There are benefits to urban environments rather than rural settings. These urban settings can often limit a turkey’s approach to certain directions or make different avenues of travel more appealing. Urban obstacles like houses and roads allow you to plan a successful ambush with the shooter having to make little or no adjustments. This method of turkey calling can be adapted to any location and may involve the shooter having to readjust the ambush location as you retreat.
It is good to have faith in that hunter’s ability to make sound calls on movement as the hunt progresses. Being spotted by a searching bird can mean the end of a hunt quickly. It is imperative they are not spotted; sometimes letting the bird pass might be the only option available. Passing birds can lead to an ability to dram bow backs or make slight movements that may not have been possible with a searching tom early in the game.
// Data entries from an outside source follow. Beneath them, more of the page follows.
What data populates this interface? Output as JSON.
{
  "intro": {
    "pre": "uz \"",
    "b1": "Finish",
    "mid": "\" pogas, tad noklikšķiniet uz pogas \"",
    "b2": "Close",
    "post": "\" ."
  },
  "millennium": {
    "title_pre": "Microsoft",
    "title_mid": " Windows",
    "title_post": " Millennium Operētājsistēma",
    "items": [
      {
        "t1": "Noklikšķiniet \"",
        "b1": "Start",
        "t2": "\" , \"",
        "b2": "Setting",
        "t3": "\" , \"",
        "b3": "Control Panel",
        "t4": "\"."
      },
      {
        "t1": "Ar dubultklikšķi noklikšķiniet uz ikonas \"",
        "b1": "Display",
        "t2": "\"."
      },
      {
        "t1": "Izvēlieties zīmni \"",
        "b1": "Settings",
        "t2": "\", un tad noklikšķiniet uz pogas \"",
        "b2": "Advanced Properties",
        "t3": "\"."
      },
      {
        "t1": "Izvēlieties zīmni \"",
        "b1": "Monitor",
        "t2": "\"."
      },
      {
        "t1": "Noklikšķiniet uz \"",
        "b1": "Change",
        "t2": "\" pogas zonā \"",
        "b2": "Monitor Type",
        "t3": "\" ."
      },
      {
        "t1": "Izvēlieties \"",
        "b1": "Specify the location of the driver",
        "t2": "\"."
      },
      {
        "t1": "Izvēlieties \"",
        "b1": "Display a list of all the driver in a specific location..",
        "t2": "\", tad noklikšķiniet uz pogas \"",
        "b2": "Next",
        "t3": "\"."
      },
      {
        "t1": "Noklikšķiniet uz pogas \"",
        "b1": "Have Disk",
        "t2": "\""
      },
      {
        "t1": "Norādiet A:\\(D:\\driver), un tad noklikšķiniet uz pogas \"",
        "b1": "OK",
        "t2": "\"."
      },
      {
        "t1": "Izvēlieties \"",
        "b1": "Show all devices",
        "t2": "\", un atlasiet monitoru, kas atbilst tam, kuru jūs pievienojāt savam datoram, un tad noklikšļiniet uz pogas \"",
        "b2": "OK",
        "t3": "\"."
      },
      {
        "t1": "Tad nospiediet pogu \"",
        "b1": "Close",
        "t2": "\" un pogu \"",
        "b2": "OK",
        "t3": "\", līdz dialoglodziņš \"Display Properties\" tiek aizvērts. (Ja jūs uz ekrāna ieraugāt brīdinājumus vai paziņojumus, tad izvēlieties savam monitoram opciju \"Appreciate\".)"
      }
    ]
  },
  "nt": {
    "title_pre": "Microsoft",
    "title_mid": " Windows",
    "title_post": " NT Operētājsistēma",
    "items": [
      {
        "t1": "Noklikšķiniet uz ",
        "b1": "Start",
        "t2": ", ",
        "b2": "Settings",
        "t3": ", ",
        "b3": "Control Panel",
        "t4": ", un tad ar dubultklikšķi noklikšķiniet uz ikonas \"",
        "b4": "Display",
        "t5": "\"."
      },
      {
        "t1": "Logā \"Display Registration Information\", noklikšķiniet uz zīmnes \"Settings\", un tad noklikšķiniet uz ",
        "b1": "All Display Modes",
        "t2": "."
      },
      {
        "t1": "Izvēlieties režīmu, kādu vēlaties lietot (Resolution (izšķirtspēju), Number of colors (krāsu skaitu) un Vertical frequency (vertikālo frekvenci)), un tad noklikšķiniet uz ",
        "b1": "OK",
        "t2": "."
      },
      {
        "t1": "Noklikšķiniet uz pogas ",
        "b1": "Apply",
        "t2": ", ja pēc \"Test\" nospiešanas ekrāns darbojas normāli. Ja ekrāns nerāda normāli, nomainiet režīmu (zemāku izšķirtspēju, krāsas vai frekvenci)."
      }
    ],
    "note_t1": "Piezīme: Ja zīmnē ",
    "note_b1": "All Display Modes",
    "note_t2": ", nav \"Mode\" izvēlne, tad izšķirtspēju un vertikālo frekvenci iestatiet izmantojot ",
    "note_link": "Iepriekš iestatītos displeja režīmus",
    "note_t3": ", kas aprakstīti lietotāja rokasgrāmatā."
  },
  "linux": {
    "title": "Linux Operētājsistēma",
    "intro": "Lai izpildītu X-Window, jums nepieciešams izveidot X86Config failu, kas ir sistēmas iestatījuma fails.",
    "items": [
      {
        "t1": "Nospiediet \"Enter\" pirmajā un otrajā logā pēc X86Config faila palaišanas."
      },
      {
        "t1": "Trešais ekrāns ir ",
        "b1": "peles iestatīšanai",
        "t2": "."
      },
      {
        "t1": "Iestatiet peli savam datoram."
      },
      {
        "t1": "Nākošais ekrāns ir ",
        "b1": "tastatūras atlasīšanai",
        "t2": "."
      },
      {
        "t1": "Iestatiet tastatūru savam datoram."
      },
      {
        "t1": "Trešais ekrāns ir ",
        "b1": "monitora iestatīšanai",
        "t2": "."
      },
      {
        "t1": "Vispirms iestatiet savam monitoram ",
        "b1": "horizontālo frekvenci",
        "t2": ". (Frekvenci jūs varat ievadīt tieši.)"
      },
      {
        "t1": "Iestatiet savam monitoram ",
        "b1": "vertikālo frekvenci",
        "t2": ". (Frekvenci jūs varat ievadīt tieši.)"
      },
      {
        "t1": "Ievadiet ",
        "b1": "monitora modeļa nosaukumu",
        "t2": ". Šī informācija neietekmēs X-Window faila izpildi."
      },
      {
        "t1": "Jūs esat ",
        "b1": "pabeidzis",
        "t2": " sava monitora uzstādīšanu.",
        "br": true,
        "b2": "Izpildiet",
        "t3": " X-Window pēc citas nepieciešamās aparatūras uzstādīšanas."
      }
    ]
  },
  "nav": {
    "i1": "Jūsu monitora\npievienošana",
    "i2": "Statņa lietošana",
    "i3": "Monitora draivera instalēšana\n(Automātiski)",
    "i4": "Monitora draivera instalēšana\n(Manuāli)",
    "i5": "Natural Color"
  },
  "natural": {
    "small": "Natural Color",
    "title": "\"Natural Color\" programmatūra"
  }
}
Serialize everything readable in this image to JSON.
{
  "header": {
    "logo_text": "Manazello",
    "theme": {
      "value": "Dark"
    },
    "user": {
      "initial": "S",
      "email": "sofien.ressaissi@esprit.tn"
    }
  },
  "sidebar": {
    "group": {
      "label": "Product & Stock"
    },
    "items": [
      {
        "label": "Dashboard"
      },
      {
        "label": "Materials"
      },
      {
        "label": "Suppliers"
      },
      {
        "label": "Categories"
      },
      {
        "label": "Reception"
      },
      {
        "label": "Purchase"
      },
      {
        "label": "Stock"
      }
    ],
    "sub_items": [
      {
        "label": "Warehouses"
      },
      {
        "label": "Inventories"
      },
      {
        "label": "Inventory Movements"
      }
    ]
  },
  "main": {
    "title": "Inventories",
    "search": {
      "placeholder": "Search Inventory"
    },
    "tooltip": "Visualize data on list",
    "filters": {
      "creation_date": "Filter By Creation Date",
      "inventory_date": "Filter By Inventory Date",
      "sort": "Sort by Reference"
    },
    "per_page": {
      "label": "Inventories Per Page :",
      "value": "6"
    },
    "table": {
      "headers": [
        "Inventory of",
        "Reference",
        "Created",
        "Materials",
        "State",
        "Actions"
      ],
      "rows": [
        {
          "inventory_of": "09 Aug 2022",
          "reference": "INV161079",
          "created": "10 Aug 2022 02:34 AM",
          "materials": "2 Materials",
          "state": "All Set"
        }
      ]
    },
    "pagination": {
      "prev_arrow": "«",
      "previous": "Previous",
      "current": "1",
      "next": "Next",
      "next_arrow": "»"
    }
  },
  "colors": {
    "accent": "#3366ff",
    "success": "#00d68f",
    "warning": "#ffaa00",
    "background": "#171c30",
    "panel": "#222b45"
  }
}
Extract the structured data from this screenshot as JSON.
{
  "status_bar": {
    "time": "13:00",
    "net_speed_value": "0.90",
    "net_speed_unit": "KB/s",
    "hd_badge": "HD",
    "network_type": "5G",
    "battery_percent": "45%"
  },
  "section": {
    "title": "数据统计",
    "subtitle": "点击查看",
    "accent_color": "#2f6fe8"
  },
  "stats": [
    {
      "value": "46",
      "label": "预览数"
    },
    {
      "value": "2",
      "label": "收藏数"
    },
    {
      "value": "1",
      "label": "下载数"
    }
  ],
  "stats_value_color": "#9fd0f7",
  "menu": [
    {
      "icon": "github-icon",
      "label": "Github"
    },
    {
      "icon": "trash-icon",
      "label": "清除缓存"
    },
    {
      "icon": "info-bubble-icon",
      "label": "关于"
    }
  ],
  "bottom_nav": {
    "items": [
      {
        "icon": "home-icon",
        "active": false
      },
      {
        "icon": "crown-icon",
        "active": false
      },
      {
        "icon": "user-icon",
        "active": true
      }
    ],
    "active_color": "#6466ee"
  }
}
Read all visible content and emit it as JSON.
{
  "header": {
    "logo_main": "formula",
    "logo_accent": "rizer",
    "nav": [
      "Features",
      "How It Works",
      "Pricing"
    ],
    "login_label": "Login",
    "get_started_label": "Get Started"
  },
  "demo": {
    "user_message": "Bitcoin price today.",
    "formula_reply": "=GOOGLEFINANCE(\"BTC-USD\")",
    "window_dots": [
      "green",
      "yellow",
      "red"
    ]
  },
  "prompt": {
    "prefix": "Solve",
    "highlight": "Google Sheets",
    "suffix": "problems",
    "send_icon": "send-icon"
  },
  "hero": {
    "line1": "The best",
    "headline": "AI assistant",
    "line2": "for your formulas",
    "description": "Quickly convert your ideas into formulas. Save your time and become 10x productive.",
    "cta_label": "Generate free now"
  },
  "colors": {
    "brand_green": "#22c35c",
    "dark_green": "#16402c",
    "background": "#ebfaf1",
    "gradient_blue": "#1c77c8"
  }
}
This past spring this method paid off as I called a turkey in from a couple hundred yards away to my father. The irony of the hunt was that we suspected the bird to be on one side of the road rather than the other. The urban environment can often play tricks with sounds and cause you to believe locations of toms are different then they actually are.
As we went up the hill to set up I proceeded turkey calling only to look down the hill and see the tom putting on a nice display 10 yards from my truck on the wrong side of the road. At this point despite the great distance both the bird and I were committed to the challenge.
I retreated slowly up a power line turkey calling and had my father wait in a hedgerow in ambush.
The bird at first showed not much willingness to do anything but call back and maintain a great distance. The more I moved away from the bird turkey calling the more the bird showed interest in his potential mating partner. In his mind he thought his potential hen was moving out to bigger and better things and he was not going to let that happen.
I continued turkey calling and moving back 10 to 15 yards at a time. The bird was more and more hooked on the idea of seeing me the more I retreated from his advances. As the bird and I played this game of chase my father lay in wait, camouflaged by natural cover waiting for the bird to be guided by the urban lay of land right by him.
After a short 15 minute game between the bird and I, the chatter of turkey talk was silenced by the boom of a 12-gauge shotgun. He killed a nice impressive tom with a 10-inch beard and three-quarter-inch spurs. The aggressive nature and high-paced action of turkey hunting hooked my father. After a celebratory hug and quick recall of events he asked, “When are we going to do this again?”
A.J. DeRosa founded Project Upland in 2014 as an excuse to go hunting more often (and it worked). A New England native, he grew up hunting and has spent over 30 years in pursuit of big and small game species across three continents. He started collecting guns on his 18th birthday and eventually found his passion for side-by-side shotguns, inspiring him to travel the world to meet the people and places from which they come. Looking to turn his passion into inspiration for others, AJ was first published in 2004 and went on to write his first book The Urban Deer Complex in 2014. He soon discovered a love for filmmaking, particularly the challenge of capturing ruffed grouse with a camera, which led to the award-winning Project Upland film series. AJ's love for all things wild has caused him to advocate on the federal and state levels to promote and expand conservation policy, habitat funding, and upland game bird awareness. He currently serves as the Strafford County New Hampshire Fish & Game Commissioner in order to give back to his community and to further the mission of the agency. When those hunting excuses are in play, you can find him wandering behind his Wirehaired Pointing Griffon in the mountains of New England and anywhere else the birds take them.